How important is the portrayal of female friendship in the film?
I love that, nowadays, film and TV are shifting in the direction of showing positive female relationships rather than just pitting women against women and having them bicker about a guy.
I think it’s very, very important in how it shapes generations to come and their minds, but also to have us all appreciate the friendship that is between girls.
What are your favourite Toronto/Canada easter eggs in the movie?
One of my favourite moments in the movie is when a blue jay just comes by and just sits in the front of the frame. I’m like, “Ah-haha. All right, I see what you did there!”
Or like one character’s wearing a purple basketball jersey. Like, if it was set now, it would be red and black, wouldn’t it?
What early 2000s Toronto landmarks, restaurants, or hangouts that might not exist anymore do you miss most?
Sushi Sky… I miss Sushi Sky so much. I believe it was near Dundas Square. My parents would take my brother and me there all the time, and we’d both get the same tempura bento box.
When you were a teenager, where would you go to get away from things in Toronto?
Being a Mississauga gal, there are not many places you can go to if you don’t know how to drive. So, the park across the street is a good place. But that requires you to walk, and I am lazy — my bedroom’s cool.
Honestly, Square One, but yet again, you’re going have to drive, and my child self couldn’t drive to Square One.
What are your favourite restaurants in Toronto?
Fushimi Sushi is really good if you’re going back on the sushi vibes. There’s a ramen place called Oji Seichi, which is really nice.
Ruru Baked ice cream — that’s not a restaurant, but their ice cream is great. It’s like all the different unique flavours. I like the buttered popcorn one. If you go on Halloween and you dress up in costume, they’ll give you a free small scoop. I did that last year.
What Canadian icon/experience would trigger you to turn into a red panda?
If I saw Marianas Trench again and they played like their old songs, like the ones that made my middle school experience all that it was, maybe I’d panda out.

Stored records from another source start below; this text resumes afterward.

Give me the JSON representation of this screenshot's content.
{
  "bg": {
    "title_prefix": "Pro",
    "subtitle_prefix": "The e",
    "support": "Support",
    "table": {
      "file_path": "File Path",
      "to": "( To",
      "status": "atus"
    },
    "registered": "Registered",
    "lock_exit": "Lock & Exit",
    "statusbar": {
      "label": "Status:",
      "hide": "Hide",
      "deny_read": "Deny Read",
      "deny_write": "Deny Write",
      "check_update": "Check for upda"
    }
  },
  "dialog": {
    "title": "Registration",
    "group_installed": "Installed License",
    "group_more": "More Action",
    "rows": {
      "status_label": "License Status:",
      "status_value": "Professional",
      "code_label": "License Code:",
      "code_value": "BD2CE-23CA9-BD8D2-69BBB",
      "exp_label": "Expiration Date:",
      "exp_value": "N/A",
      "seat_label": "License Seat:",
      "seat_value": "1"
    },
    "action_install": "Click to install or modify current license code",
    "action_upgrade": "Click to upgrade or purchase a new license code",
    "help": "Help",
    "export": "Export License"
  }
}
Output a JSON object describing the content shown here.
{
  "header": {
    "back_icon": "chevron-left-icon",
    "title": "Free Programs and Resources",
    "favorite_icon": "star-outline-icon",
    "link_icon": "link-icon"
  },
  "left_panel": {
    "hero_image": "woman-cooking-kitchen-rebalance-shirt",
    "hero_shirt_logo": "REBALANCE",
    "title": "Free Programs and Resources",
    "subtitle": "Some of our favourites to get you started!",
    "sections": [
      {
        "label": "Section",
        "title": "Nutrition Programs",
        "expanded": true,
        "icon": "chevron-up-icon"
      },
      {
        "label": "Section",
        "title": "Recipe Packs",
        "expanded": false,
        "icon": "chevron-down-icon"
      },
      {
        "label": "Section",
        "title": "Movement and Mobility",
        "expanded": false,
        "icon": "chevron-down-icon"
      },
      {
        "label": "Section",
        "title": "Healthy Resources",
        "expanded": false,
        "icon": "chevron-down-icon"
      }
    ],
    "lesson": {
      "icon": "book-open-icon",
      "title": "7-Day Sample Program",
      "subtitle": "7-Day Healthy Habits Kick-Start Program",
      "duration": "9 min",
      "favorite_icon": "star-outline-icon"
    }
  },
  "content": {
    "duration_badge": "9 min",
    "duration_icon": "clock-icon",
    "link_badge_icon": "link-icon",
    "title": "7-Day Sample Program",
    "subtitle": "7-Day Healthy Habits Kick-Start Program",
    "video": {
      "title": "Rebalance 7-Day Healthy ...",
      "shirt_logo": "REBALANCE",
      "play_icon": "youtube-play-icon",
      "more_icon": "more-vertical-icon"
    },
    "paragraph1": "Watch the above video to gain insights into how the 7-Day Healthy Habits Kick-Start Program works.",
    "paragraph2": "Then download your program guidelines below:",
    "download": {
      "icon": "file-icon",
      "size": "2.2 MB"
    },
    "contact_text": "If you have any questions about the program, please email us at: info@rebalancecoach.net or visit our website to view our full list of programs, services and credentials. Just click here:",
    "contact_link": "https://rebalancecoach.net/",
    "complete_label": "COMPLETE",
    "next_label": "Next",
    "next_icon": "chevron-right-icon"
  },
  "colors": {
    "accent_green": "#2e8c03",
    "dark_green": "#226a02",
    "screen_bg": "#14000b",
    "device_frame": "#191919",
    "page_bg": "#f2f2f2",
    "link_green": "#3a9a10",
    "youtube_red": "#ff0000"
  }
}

Maybe I’d get a little too excited.
This interview has been edited and condensed for clarity. It was conducted a day before the film’s premiere in Toronto.